Work request:
Find the word "JSON" in the material below and gather every line that contains it.

Dataset records:
Content starts
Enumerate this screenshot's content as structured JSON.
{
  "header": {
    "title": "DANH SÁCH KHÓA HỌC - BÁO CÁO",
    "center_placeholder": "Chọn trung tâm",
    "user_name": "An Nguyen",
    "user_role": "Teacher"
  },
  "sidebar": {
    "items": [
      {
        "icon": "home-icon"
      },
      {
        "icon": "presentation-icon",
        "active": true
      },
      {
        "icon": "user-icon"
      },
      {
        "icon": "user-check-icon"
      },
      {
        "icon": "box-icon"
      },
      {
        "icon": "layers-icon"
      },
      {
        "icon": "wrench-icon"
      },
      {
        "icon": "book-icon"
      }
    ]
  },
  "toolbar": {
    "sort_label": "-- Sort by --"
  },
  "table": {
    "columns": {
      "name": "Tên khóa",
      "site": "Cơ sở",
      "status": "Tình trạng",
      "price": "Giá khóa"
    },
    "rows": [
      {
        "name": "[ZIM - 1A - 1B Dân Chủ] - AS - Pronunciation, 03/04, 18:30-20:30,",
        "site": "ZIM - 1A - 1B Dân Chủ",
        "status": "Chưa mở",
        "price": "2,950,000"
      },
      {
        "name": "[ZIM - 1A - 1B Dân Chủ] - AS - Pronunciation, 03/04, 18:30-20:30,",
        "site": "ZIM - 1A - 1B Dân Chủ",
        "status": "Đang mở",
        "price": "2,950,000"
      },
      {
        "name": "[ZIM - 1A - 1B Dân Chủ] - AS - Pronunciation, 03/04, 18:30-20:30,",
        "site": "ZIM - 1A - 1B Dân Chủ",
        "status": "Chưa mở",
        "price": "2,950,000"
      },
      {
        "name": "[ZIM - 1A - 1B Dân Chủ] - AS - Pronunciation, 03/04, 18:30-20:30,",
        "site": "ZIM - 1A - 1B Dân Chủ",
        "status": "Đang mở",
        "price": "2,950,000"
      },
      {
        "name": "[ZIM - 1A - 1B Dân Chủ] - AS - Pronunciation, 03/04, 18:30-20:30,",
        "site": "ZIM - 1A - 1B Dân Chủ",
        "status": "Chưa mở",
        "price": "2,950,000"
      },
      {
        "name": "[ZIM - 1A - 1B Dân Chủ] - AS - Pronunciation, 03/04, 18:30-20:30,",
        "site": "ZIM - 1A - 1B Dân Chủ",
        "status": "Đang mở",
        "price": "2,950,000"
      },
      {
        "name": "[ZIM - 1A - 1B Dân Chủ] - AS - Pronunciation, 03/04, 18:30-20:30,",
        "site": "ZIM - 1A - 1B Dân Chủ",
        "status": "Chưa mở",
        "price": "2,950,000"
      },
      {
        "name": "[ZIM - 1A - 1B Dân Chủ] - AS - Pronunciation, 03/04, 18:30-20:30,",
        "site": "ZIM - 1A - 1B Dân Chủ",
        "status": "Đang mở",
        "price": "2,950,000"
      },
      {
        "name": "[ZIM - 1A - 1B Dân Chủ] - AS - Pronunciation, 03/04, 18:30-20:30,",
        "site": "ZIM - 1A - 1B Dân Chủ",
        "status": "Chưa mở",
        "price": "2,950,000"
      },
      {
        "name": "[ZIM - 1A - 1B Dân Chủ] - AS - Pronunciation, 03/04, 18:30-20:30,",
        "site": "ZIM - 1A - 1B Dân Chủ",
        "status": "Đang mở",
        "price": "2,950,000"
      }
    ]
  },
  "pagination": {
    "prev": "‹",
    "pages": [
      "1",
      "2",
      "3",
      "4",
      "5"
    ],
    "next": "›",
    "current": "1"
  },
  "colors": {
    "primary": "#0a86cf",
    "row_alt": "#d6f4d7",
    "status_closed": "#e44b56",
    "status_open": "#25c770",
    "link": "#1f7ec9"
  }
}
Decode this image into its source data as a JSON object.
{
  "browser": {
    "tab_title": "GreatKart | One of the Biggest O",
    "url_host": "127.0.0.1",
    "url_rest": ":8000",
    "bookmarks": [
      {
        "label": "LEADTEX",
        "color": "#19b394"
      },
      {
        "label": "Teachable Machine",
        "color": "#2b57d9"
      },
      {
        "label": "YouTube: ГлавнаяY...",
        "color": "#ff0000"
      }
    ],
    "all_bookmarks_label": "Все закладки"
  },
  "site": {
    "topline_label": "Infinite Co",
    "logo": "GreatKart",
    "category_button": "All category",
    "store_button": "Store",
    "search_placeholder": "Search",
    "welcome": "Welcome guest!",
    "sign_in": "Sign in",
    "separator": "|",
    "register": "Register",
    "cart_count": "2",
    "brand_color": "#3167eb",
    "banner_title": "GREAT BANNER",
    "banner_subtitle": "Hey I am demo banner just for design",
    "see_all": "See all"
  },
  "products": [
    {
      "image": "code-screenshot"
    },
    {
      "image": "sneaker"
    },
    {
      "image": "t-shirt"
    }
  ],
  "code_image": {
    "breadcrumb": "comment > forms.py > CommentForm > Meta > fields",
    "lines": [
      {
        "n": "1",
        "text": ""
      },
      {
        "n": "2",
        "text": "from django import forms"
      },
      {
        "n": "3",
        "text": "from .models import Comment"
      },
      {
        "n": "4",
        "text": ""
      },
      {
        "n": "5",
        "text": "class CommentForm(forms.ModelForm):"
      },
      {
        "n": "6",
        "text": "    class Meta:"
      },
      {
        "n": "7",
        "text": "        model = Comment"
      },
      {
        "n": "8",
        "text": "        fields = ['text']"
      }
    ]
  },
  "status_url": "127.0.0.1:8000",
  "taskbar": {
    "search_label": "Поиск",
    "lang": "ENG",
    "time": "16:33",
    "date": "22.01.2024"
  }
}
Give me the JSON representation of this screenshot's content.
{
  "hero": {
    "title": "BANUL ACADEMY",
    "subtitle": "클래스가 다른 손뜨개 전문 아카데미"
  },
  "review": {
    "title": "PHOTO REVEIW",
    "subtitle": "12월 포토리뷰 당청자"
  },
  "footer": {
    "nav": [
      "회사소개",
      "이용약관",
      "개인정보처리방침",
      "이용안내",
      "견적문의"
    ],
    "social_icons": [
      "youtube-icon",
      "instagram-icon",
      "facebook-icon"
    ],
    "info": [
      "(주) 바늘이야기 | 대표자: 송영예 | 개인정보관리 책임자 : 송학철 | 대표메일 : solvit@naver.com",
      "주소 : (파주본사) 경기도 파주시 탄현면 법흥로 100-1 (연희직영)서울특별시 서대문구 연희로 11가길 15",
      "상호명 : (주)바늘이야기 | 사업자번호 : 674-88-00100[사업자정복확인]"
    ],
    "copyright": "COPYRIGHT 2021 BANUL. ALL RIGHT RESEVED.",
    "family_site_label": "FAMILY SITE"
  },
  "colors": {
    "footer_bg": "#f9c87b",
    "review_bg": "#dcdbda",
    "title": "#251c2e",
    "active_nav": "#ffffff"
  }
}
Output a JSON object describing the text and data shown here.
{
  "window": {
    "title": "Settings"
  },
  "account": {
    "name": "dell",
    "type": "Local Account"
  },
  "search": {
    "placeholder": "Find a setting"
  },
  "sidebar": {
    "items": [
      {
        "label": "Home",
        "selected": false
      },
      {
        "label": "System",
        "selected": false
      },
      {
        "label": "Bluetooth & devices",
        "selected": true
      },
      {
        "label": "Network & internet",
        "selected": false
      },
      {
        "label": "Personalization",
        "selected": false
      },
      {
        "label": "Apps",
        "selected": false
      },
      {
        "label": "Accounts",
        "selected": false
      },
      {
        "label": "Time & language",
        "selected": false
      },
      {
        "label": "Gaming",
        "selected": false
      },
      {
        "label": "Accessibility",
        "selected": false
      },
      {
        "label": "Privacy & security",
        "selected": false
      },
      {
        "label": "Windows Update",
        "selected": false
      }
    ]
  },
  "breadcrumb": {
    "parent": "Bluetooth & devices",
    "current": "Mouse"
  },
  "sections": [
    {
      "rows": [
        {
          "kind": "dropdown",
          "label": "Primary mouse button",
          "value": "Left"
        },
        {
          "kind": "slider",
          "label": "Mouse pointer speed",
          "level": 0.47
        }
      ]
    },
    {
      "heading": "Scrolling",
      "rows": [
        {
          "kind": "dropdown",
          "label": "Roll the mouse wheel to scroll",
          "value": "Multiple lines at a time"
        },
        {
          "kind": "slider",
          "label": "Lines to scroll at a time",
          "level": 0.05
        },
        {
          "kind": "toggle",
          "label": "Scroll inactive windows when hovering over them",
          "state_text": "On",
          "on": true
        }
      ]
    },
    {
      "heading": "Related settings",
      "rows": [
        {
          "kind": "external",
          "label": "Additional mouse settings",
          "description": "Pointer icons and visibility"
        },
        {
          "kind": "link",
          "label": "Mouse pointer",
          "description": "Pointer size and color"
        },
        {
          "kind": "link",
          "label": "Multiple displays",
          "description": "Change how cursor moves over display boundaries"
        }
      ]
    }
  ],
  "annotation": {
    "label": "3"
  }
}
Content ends
Answer to the exercise:
Enumerate this screenshot's content as structured JSON.
Decode this image into its source data as a JSON object.
Give me the JSON representation of this screenshot's content.
Output a JSON object describing the text and data shown here.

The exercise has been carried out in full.